Objective: Anemia predicts poor outcome following aneurysmal subarachnoid hemorrhage (SAH). We hypothesized that this association would be stronger among patients with more severe SAH, since these patients are likely to be more vulnerable to secondary brain injury in the form of reduced cerebral oxygen delivery. Methods: Daily nadir hemoglobin (Hb) concentrations over 2 weeks following SAH were retrieved in 245 consecutive patients, and compared between those with a favorable versus unfavorable outcome. The analysis was repeated with patients dichotomized as follows: WFNS score 4-5 vs. 1-3; modified Fisher score (MFS) 4 vs. 0-3; and vasospasm present vs. absent. Mixed effect models and multivariable analysis using the generalized estimating equation were employed to assess correlated data with repeated measures. Results: Patients with an unfavorable outcome consistently had lower Hb concentrations, especially between days 6-11 following SAH (P ranging from <0.001 to 0.009), as well as a greater fall in Hb over time (β = -0.07, P < 0.001). This was true regardless of WFNS score, MFS, or the presence or absence of vasospasm. However, the effect was somewhat more pronounced among patients with higher WFNS and modified Fisher scores. Conclusion: Lower Hb levels are associated with worse outcomes regardless of SAH severity or the development of vasospasm. This finding may imply that a lower Hb concentration is largely a marker for a greater degree of systemic illness, rather than necessarily causing direct harm. However, the association is somewhat stronger among patients with more severe SAH. Thus, if there is a benefit for maintaining higher Hb levels with transfusions or erythropoietin, it may be more pronounced among these patients.
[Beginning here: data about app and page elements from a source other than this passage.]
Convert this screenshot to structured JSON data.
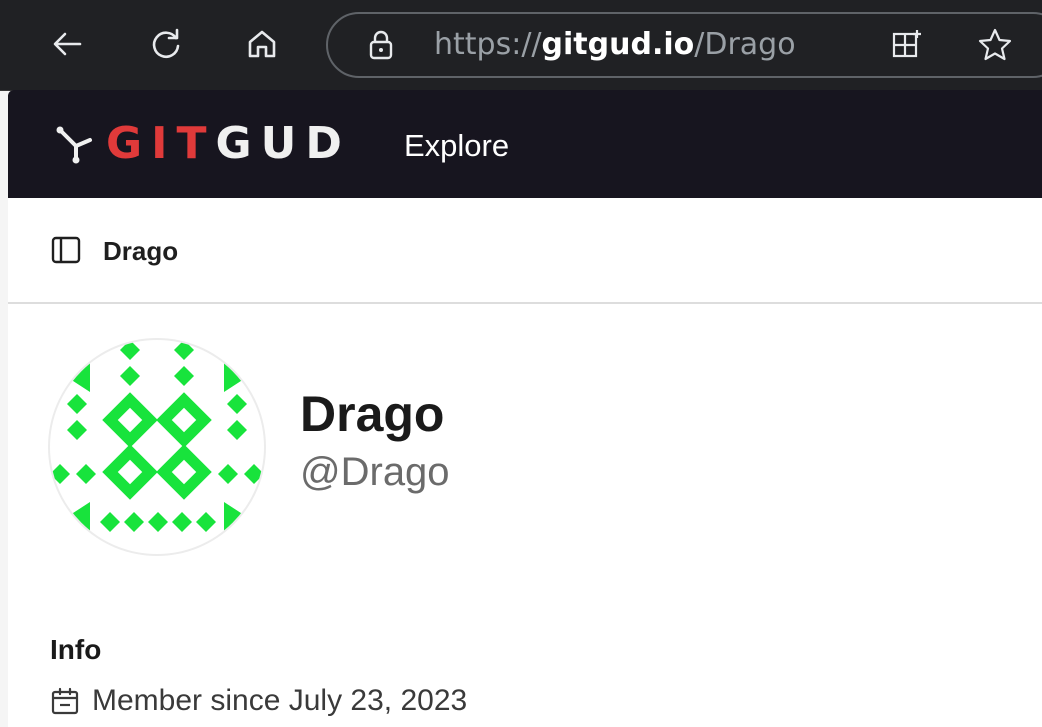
{
  "browser": {
    "url_prefix": "https://",
    "url_host": "gitgud.io",
    "url_path": "/Drago"
  },
  "header": {
    "logo_part1": "GIT",
    "logo_part2": "GUD",
    "nav_explore": "Explore"
  },
  "breadcrumb": {
    "current": "Drago"
  },
  "profile": {
    "name": "Drago",
    "handle": "@Drago",
    "info_title": "Info",
    "member_since": "Member since July 23, 2023"
  },
  "colors": {
    "header_bg": "#17151f",
    "logo_accent": "#e03a3a",
    "avatar_green": "#18e33c"
  }
}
- Subarachnoid hemorrhage
ASJC Scopus subject areas
- Clinical Neurology
- Critical Care and Intensive Care Medicine